While I expected North Carolina Attorney General Roy Cooper to drop the charges against Reade Seligmann, Collin Finnerty, and David Evans in the Duke Non-Rape, Non-Kidnapping, and Non-Sexual Assault Case, I did not expect him to be forceful in doing it. While some of what he said seemed to have been taken from my open letters to him, I take no credit, as I am not going to flatter myself in thinking he read anything from me, much less paid attention to it.
That being said, Cooper’s words were some of the strongest I ever have heard anyone in his position make. As K.C. Johnson put on his blog, Cooper’s statement had a number of highlights:
- The players are innocent — not victims of a case with insufficient evidence, but innocent. This statement should leave no doubt as to whether a crime occurred.
- Nifong might be guilty of criminal misconduct.
- Nifong is a “rogue prosecutor.”
- Lots of people owe the three players an apology, and a rush to judgment took place.
- The accuser has serious mental problems (hinted, very strongly, by the AG).
- North Carolina needs to change its laws to deal with rogue prosecutors in the future.
I watched the press conference live, and it was clear to me that Cooper understood what was at stake, and did what he had to do. Furthermore, I am glad for the young men and their families that this ordeal is over, OVER. I now can say that I had contact with some of them, and I know what these false charges did to the families.
Yet, I also need to point out something to those who are going to claim that "the system works." These charges were false, and transparently so. There is no way they ever should have seen the light of day, and there is no way that people should have believed them. Yet, they did. So, why did this train wreck happen?
The charges came about because of the politics of race and rape. Often, those two political spheres collide, as they did in the infamous Kobe Bryant case a few years ago. In this case, however, those who operate under the two banners joined forces, and it gave Michael B. Nifong the cover under which he needed to operate.
Certainly, a year ago no prosecutor was using the word "rogue" with Nifong. He was "doing his job," as the talking-head prosecutors on Cable TV and elsewhere were claiming. Who would have thought a year ago that "Nifonging" would become a verb used by the courts to describe a railroad job by rogue prosecutors? Yet, that has happened, and I can be glad, and many families can be glad, too.
Yet, it took millions of dollars to unearth this transparent hoax, and that says what we need to know about the power of the state. Despite all of the talk about checks and balances, ultimately, it is the state that determines if the state is engaged in wrongdoing. Furthermore, lest we forget, the state is a political entity. We do not have government divorced from politics, no matter what the politicians claim be doing.
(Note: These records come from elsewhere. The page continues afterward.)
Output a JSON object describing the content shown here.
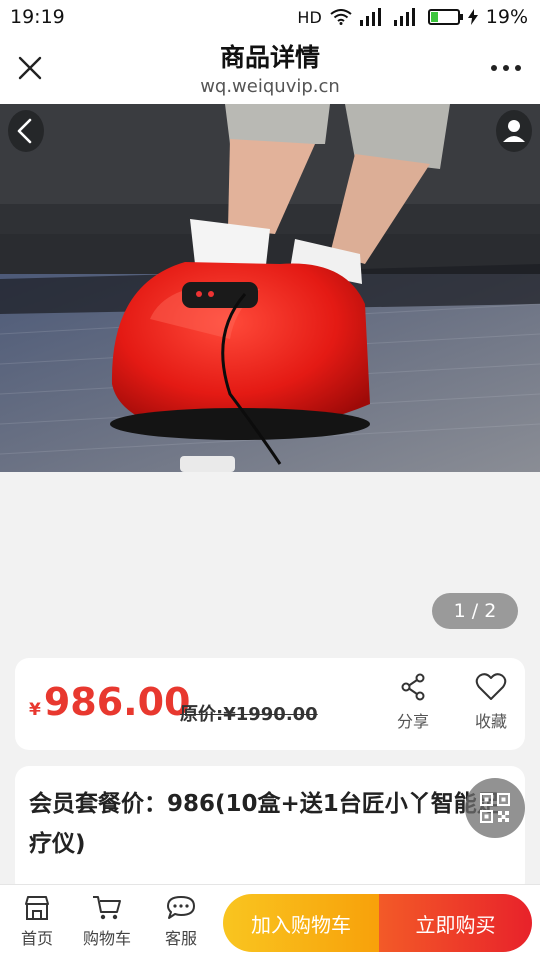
{
  "status_bar": {
    "time": "19:19",
    "network": "HD",
    "battery_percent": "19%",
    "battery_level": 0.19
  },
  "nav": {
    "title": "商品详情",
    "subtitle": "wq.weiquvip.cn"
  },
  "gallery": {
    "pager": "1 / 2",
    "image_icon": "foot-massager-photo"
  },
  "price": {
    "symbol": "¥",
    "current": "986.00",
    "original": "原价:¥1990.00"
  },
  "actions": {
    "share_label": "分享",
    "favorite_label": "收藏"
  },
  "product": {
    "title": "会员套餐价：986(10盒+送1台匠小丫智能足疗仪)"
  },
  "bottom_nav": {
    "home_label": "首页",
    "cart_label": "购物车",
    "service_label": "客服"
  },
  "buttons": {
    "add_to_cart": "加入购物车",
    "buy_now": "立即购买"
  },
  "colors": {
    "price": "#e8382f",
    "cart_button": "#f9b81a",
    "buy_button": "#ea2e2a"
  }
}
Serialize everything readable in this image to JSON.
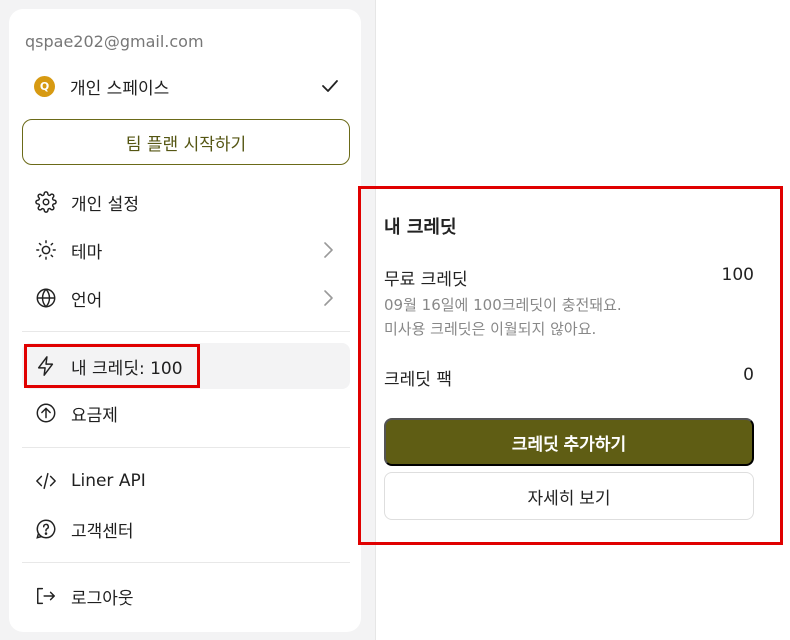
{
  "account": {
    "email": "qspae202@gmail.com",
    "avatar_letter": "Q",
    "space_label": "개인 스페이스"
  },
  "team_plan_button": "팀 플랜 시작하기",
  "menu": {
    "settings": "개인 설정",
    "theme": "테마",
    "language": "언어",
    "credits": "내 크레딧: 100",
    "pricing": "요금제",
    "api": "Liner API",
    "support": "고객센터",
    "logout": "로그아웃"
  },
  "credit_panel": {
    "title": "내 크레딧",
    "free_label": "무료 크레딧",
    "free_value": "100",
    "free_note_1": "09월 16일에 100크레딧이 충전돼요.",
    "free_note_2": "미사용 크레딧은 이월되지 않아요.",
    "pack_label": "크레딧 팩",
    "pack_value": "0",
    "add_button": "크레딧 추가하기",
    "detail_button": "자세히 보기"
  },
  "colors": {
    "accent_olive": "#5f5d14",
    "avatar_gold": "#d79a12",
    "highlight_red": "#e00000"
  },
  "icons": [
    "check-icon",
    "gear-icon",
    "sun-icon",
    "chevron-right-icon",
    "globe-icon",
    "lightning-icon",
    "arrow-up-circle-icon",
    "code-icon",
    "help-circle-icon",
    "logout-icon"
  ]
}
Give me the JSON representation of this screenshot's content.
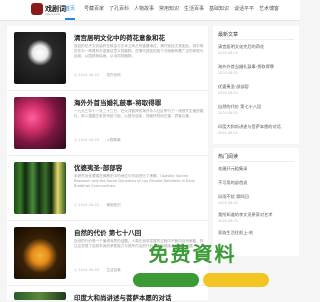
{
  "logo": {
    "name": "戏剧词",
    "sub": "xijuci.com"
  },
  "nav": [
    {
      "label": "首页",
      "active": true
    },
    {
      "label": "号藏百家"
    },
    {
      "label": "了孔百科"
    },
    {
      "label": "人物故事"
    },
    {
      "label": "常用知识"
    },
    {
      "label": "生活百事"
    },
    {
      "label": "基础知识"
    },
    {
      "label": "谈话平平"
    },
    {
      "label": "艺术博客"
    }
  ],
  "articles": [
    {
      "title": "清宫居明文化中的荷花意象和花",
      "excerpt": "宫廷的花卉文化始终在政治与艺术之间占有重要地位，清代宫廷尤其如此，其中荷花作为一种具有丰富象征意义的植物，在清代宫廷的各个方面都有着广泛的体现与运用，从园林到绘画，从诗词到器物。",
      "date": "2024-08-03",
      "category": "花卉百科"
    },
    {
      "title": "海外外首当婚礼鼓事-将取得罪",
      "excerpt": "一九九三年十一月二十三日，在大洋彼岸的海外华人社区举行了一场别开生面的婚礼，新人遵循古老的传统习俗，以鼓乐迎亲，场面热烈而庄重，宾客云集。",
      "date": "2024-08-03",
      "category": "人物故事"
    },
    {
      "title": "优婆夷圣-部部容",
      "excerpt": "本研究对优婆夷在佛教史中的地位与作用进行了考察。Upasika Sacred Research and the Social Dynamics of Lay Female Devotees in Early Buddhist Communities.",
      "date": "2024-08-03",
      "category": "常用知识"
    },
    {
      "title": "自然的代价 第七十八回",
      "excerpt": "自然的代价是一个值得深思的话题，人类在追求发展的过程中不断向自然索取，却往往忽视了自然本身的承受能力与其所付出的代价，本回继续讲述这一主题。",
      "date": "2024-08-03",
      "category": "生活百事"
    },
    {
      "title": "印度大和尚讲述与菩萨本愿的对话"
    }
  ],
  "side_recent": {
    "title": "最新文章",
    "items": [
      {
        "label": "清宫居明文化完后的荷花",
        "date": "2024-08-03"
      },
      {
        "label": "海外外首当婚礼鼓事-将取得罪",
        "date": "2024-08-03"
      },
      {
        "label": "优婆夷圣-部部容",
        "date": "2024-08-03"
      },
      {
        "label": "自然的代价 第七十八回",
        "date": "2024-08-03"
      },
      {
        "label": "印度大和尚讲述与菩萨本愿的对话",
        "date": "2024-08-03"
      }
    ]
  },
  "side_hot": {
    "title": "热门阅读",
    "items": [
      {
        "label": "花圃开元粗集录"
      },
      {
        "label": "不可用的部首说"
      },
      {
        "label": "风雨不扰 第四回",
        "date": "2024-08-03"
      },
      {
        "label": "我所知道的李文灵原家对艺术",
        "date": "2024-08-03"
      },
      {
        "label": "家族生活往前上-刻"
      }
    ]
  },
  "banner": {
    "text": "免费資料"
  },
  "colors": {
    "accent": "#1e88e5",
    "green": "#3a9b35",
    "yellow": "#f2c522"
  }
}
The politics of rape dominate the law in this country, and that is not a good thing. Yes, rape is a terrible crime, but a rape must first be committed before one can say there was a crime. The modern politics of rape do not require a rape, only an accusation, and once that accusation is made, it almost is impossible to dislodge. Even today, even with the AG’s statement and all of the investigation done, there still are "rape crisis" advocates out there who will insist that those three young men raped Crystal Gail Mangum. Take the following quote:
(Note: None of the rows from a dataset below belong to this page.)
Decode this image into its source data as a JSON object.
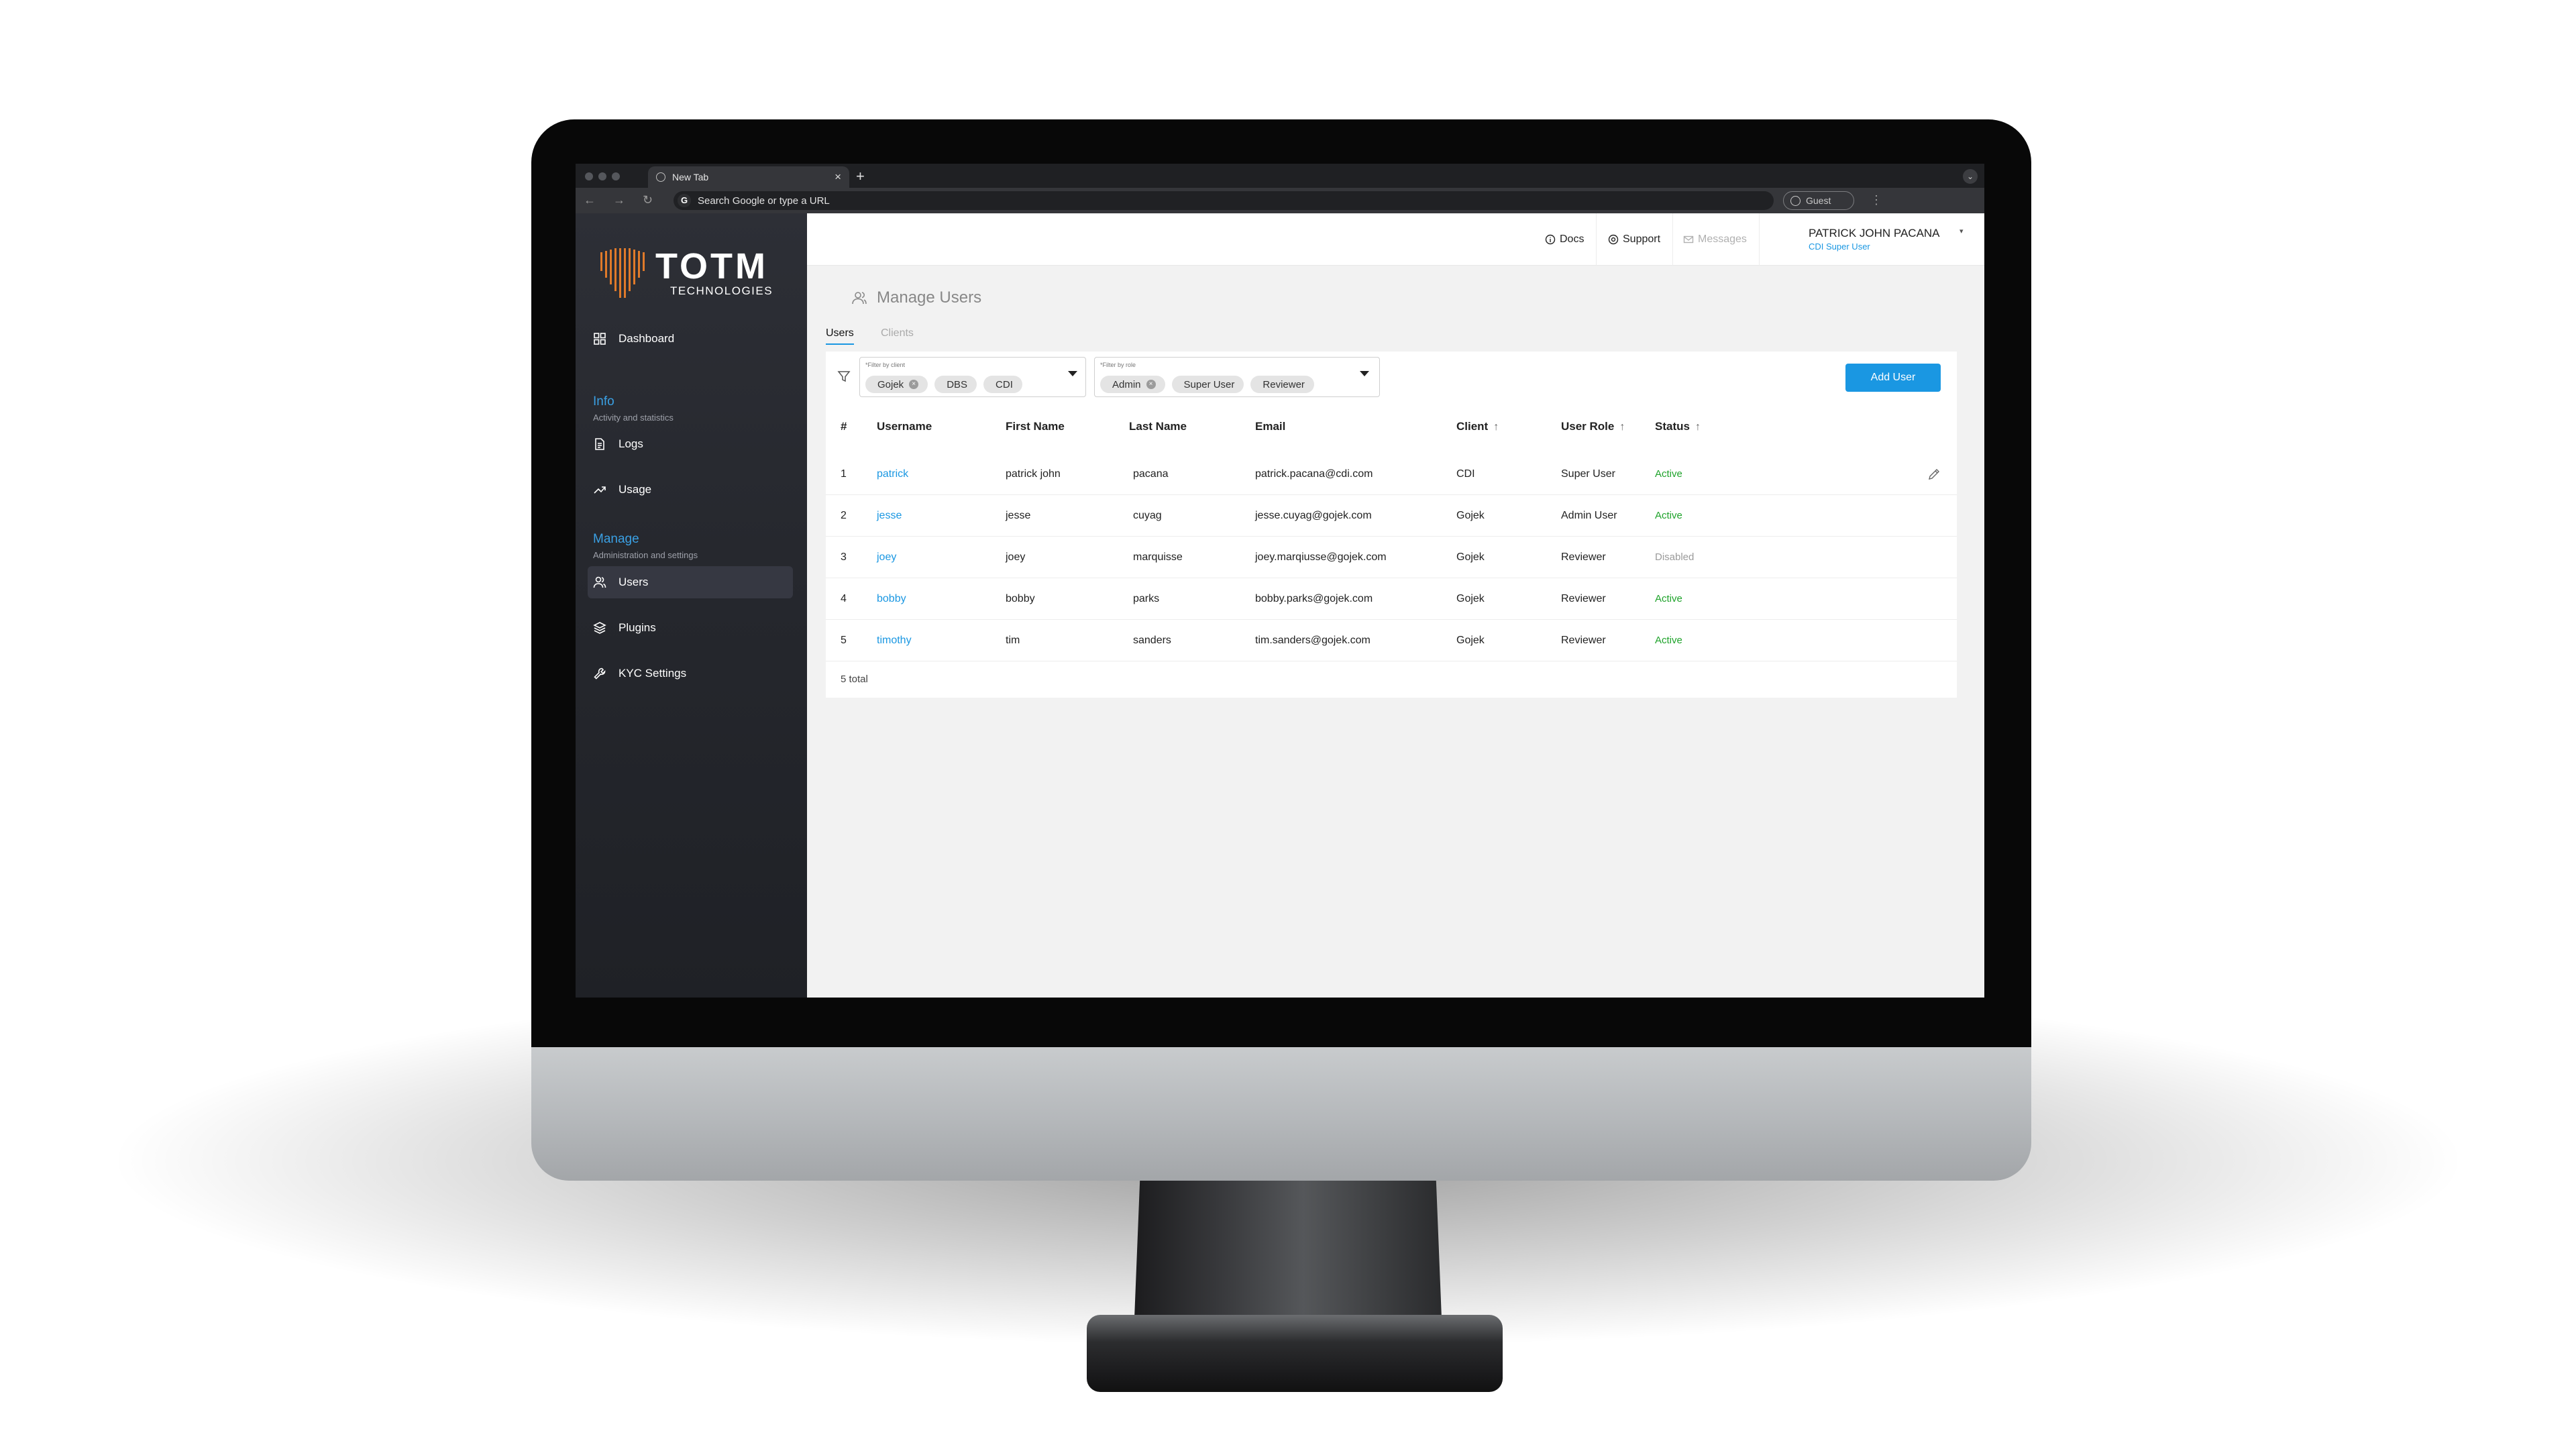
{
  "browser": {
    "tab_title": "New Tab",
    "tab_close": "×",
    "new_tab": "+",
    "omnibox_placeholder": "Search Google or type a URL",
    "omnibox_icon": "G",
    "guest_label": "Guest",
    "menu": "⋮",
    "caret": "⌄"
  },
  "sidebar": {
    "logo_name": "TOTM",
    "logo_sub": "TECHNOLOGIES",
    "dashboard": "Dashboard",
    "info_title": "Info",
    "info_sub": "Activity and statistics",
    "logs": "Logs",
    "usage": "Usage",
    "manage_title": "Manage",
    "manage_sub": "Administration and settings",
    "users": "Users",
    "plugins": "Plugins",
    "kyc_settings": "KYC Settings"
  },
  "topbar": {
    "docs": "Docs",
    "support": "Support",
    "messages": "Messages",
    "user_name": "PATRICK JOHN PACANA",
    "user_role": "CDI Super User"
  },
  "page": {
    "title": "Manage Users",
    "tabs": [
      "Users",
      "Clients"
    ]
  },
  "filters": {
    "client_label": "*Filter by client",
    "client_chips": [
      "Gojek",
      "DBS",
      "CDI"
    ],
    "role_label": "*Filter by role",
    "role_chips": [
      "Admin",
      "Super User",
      "Reviewer"
    ],
    "add_user": "Add User"
  },
  "table": {
    "headers": [
      "#",
      "Username",
      "First Name",
      "Last Name",
      "Email",
      "Client",
      "User Role",
      "Status"
    ],
    "rows": [
      {
        "n": "1",
        "username": "patrick",
        "first": "patrick john",
        "last": "pacana",
        "email": "patrick.pacana@cdi.com",
        "client": "CDI",
        "role": "Super User",
        "status": "Active"
      },
      {
        "n": "2",
        "username": "jesse",
        "first": "jesse",
        "last": "cuyag",
        "email": "jesse.cuyag@gojek.com",
        "client": "Gojek",
        "role": "Admin User",
        "status": "Active"
      },
      {
        "n": "3",
        "username": "joey",
        "first": "joey",
        "last": "marquisse",
        "email": "joey.marqiusse@gojek.com",
        "client": "Gojek",
        "role": "Reviewer",
        "status": "Disabled"
      },
      {
        "n": "4",
        "username": "bobby",
        "first": "bobby",
        "last": "parks",
        "email": "bobby.parks@gojek.com",
        "client": "Gojek",
        "role": "Reviewer",
        "status": "Active"
      },
      {
        "n": "5",
        "username": "timothy",
        "first": "tim",
        "last": "sanders",
        "email": "tim.sanders@gojek.com",
        "client": "Gojek",
        "role": "Reviewer",
        "status": "Active"
      }
    ],
    "total": "5 total"
  },
  "colors": {
    "accent": "#1a97e2",
    "active": "#1fa32b",
    "logo_orange": "#e07a2a"
  }
}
“I hope people who experience sexual violence in any form feel comfortable calling for help … and know that each case is different, and they can seek help when they’ve been violated. There’s a possibility that the way the media handles high-profile sexual assault cases, and the fear that would happen to any survivor who comes forward, can have a chilling effect and make them reluctant to step forward.” — Margaret Barrett, executive director, Orange County Rape Crisis Center in Chapel Hill.
This comes from the NAACP:
Now, as we have repeatedly said, comes the hard part. How do we proceed toward the healing places in our communities and our hearts? Long after the television vans with their saucer antennas have pulled out of Durham, long after the bloggers have grown weary from typing, those of us who believe in freedom and justice can not rest. How do we work to ensure that the final decisions in this case in no way deter women of color from making claims of violations against them which violate their spirits and their bodies?” — statement from William J. Barber II, president of the North Carolina NAACP.
Thus, we see the intersection of the politics of race and rape. That intersection more often than not produces lies, and we have seen the wreckage.
This part of the case is over, although the trials for Michael Nifong are just beginning. One can hope that this miscreant meets the bar of justice. There are more people who need to meet that bar, too, and I will deal with them at a different time.
I also want to personally thank Lew Rockwell for giving me a forum. A year ago, it was just a few of us writing, going up against the justice system of North Carolina, as well as the entire mainstream media. Lew stood up for what was right, and many people are grateful to him for his courage, and I am especially grateful.
April 12, 2007